Bad Words ★★★
Written by: Andrew Dodge
Guy manages to crash the contest by discovering a loophole in the event regulations that allows anyone admission as long as they never completed the eighth grade. Guy’s exceptional I.Q. made regular schooling a bore, so he dropped out early to tramp his way through life as a dedicated rebel, ending up at the time of the Golden Quill National Spelling Bee working in a dead-end job as a proofreader of product warranties. His goal now is to win the regionals and reach the final round of the $50,000 contest in Los Angeles. His allies are an oversexed lady journalist, who services him in bed (Kathryn Hahn), and a precocious 9-year-old Indian speller named Chaitanya Chopra (Rohan Chand), who attaches himself as a protégé, nicknamed Slumdog.
Among the hurdles are an army of murderous mothers and all of the stuffy officials of the spelling bee, including the vicious tournament director (Allison Janney), who assigns him to a hotel closet with no sink, toilet or bathtub. Undeterred, he presses on, insulting and offending everyone with a barrage of inappropriate cusswords. No matter how many times he raids Slumdog’s minibar for booze or tells him to “shut your curry hole,” the inevitable sweetness and charm between the mismatched sidekicks as they face the challenges of spelling words such as “floccinaucinihilipilification” leads to a disappointing sentimentality in the final credo soft as custard. You don’t know until the last scene why Trilby entered the tournament in the first place or what the true nature of the character behind his crude display of acerbic, uncensored vulgarity really is.
Still, Bad Words offers its share of pleasures. The bitchy wit in Andrew Dodge’s screenplay is as startling as it is raunchy, and playing against type, Mr. Bateman services it without genial compromise, displaying a fine sense of comic timing, unafraid of risking offense by freely dispensing racist remarks toward grownups and children alike, admirably resisting the easy temptations to milk audience sympathy by acting cute. I didn’t buy the shock effects he uses in front of a national television audience, but for the most part, I liked him, warts and all, because of the actor’s own natural charm (aptly revealed when he takes the boy on a raucous night on the town before the big event).
Ms. Janney’s hostility as the anally retentive official is another feather in her treasure chest of colorful movie caricatures, and Philip Baker Hall lends staunch support as the sourpuss patriarch of the Golden Quill spelling bees whose identity signifies the key to unlocking the film’s mystery.

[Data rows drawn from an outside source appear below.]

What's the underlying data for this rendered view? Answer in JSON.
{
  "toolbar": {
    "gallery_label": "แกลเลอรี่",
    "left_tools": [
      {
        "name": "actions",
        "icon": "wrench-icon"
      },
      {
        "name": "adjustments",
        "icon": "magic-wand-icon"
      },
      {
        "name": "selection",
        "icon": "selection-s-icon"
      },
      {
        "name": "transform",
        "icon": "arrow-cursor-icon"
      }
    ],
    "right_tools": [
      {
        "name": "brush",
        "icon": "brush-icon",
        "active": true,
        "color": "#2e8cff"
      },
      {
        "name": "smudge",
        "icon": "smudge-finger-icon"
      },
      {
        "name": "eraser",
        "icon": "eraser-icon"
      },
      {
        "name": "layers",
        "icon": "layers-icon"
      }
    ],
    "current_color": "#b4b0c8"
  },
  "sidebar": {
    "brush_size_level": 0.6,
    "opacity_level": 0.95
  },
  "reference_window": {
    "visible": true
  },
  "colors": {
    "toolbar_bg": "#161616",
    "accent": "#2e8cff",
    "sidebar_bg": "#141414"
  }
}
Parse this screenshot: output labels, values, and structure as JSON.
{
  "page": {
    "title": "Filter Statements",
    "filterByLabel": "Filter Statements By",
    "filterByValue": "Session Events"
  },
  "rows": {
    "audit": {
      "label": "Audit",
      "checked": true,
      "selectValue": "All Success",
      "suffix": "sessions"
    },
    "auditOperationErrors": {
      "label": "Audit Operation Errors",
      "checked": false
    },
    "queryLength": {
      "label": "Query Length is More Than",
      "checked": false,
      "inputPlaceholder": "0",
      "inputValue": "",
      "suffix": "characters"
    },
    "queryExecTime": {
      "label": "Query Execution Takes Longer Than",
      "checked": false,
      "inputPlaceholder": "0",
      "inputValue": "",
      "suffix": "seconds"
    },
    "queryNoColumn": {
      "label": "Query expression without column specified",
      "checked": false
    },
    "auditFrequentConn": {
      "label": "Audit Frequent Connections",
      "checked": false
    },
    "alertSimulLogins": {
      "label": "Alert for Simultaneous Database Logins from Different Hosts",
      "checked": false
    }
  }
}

An uneven script and a redemption finale that does not totally convince contribute to a lack of complete originality and freshness, but Bad Words is short enough to pass the time painlessly. For his directorial debut, Mr. Bateman acquits himself nicely, promising even better things to come.